The majority of picking is completed overnight, with deliveries heading off all through the night and general goods-in starting from 6am. Fresh pick-to-clear produce starts arriving at 11am, as well as cross-stock from external suppliers such as meat, fruit and vegetables.
The temperature in the fresh and frozen areas is maintained at 4°C, and items are picked as orders come through. There’s no chance of products defrosting given the maximum allowed 30-minute time lapse from storage to lorry. The only ambient temperature is the space between the loading bay and back of the lorry. There is very little food waste at this depot – and any there is goes to a local charity.
Back at base
Bidvest’s Paddock Wood depot opened in 2009 following the merger of its Edenbridge, Sevenoaks and Dunton depots.
Employing 360 people, it combines multi-temperature and frozen facilities within a sustainable building.
In 2016 the depot was awarded the Investors in People gold award, making it one of the top 7% of Investors in People organisations worldwide. The award was given in recognition of the depot’s commitment to supporting staff in their careers as well as providing development opportunities, and the assessors also looked at its sustainability initiatives.
The depot was praised for its community engagement schemes, which include donating suitable products to local pig farms to cut down on food waste, housing beehives and working with the Ministry of Justice to support employment for ex-offenders due for parole or finishing their sentences.
The warehouse has photovoltaic panels which provide energy for battery charging and lighting, solar panels which preheat office space and water, and rainwater harvesting for office toilets and vehicle washing.

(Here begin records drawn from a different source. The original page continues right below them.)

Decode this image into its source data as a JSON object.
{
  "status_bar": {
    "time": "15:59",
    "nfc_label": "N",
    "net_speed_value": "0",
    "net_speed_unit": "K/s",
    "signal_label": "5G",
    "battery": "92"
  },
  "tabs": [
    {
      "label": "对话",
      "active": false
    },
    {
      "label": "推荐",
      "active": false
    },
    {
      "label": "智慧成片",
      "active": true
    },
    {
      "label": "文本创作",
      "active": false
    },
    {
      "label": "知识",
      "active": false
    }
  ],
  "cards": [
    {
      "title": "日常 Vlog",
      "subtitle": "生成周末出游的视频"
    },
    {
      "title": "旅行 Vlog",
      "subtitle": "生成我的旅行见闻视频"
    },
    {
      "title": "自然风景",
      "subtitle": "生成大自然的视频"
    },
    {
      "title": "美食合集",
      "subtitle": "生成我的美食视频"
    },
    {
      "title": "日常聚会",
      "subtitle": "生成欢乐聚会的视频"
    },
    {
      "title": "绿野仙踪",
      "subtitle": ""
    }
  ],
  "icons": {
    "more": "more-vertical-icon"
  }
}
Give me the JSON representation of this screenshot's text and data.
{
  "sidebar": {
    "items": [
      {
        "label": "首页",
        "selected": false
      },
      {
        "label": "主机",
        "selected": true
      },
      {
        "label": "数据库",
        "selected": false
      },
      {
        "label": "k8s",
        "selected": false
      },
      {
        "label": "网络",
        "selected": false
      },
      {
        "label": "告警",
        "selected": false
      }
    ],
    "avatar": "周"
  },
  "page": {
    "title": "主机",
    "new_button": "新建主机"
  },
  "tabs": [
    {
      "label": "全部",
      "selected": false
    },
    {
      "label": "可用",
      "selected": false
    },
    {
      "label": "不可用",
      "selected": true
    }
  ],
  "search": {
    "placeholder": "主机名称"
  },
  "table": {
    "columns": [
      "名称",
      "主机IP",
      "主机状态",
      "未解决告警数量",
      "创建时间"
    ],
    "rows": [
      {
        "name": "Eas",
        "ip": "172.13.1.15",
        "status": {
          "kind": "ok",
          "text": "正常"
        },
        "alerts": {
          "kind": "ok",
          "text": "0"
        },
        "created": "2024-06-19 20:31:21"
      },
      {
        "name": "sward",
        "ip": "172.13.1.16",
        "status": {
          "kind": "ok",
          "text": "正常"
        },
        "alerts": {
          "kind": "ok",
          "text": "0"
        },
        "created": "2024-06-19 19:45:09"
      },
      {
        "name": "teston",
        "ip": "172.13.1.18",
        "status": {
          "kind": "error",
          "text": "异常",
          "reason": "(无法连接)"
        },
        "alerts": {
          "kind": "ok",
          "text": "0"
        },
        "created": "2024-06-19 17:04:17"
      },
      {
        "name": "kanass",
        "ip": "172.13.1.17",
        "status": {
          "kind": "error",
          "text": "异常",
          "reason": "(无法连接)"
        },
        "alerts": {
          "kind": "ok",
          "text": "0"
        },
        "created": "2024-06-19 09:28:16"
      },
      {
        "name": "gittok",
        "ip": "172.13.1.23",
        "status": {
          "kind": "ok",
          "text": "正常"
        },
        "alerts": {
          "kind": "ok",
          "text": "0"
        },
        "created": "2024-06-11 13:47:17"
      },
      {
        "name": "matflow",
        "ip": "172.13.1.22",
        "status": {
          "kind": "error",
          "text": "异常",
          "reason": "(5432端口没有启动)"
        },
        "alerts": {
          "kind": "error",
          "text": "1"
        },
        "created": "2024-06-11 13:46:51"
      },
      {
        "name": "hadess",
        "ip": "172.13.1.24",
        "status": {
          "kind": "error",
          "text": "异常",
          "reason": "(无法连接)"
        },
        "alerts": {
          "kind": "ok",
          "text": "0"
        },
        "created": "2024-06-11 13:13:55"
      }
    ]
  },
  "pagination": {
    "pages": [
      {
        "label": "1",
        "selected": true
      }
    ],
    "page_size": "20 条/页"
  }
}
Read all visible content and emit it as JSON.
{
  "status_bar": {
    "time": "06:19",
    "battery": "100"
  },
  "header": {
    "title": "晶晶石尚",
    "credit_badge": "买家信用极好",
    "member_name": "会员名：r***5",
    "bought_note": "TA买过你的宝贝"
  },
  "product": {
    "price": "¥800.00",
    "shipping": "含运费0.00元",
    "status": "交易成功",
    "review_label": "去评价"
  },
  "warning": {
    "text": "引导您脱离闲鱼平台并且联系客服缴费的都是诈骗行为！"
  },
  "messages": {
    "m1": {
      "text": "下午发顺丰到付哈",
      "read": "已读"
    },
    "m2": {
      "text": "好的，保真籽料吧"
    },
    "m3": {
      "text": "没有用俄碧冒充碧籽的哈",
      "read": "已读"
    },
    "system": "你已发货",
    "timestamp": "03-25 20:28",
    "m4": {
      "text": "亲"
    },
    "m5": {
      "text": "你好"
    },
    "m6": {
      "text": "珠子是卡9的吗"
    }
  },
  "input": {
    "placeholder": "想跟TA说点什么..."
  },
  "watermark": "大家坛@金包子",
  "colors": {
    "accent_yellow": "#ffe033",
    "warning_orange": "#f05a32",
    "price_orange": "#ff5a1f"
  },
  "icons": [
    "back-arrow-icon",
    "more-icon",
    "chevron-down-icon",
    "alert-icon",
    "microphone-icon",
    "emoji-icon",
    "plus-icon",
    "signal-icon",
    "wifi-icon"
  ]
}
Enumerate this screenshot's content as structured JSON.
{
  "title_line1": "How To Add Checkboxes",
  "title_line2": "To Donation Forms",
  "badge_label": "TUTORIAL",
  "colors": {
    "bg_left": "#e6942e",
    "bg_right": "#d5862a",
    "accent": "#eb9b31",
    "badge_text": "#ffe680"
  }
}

Its fleet of multi-temperature vehicles meets the latest European emission standards (Euro 6), which defines the acceptable limits for exhaust emissions.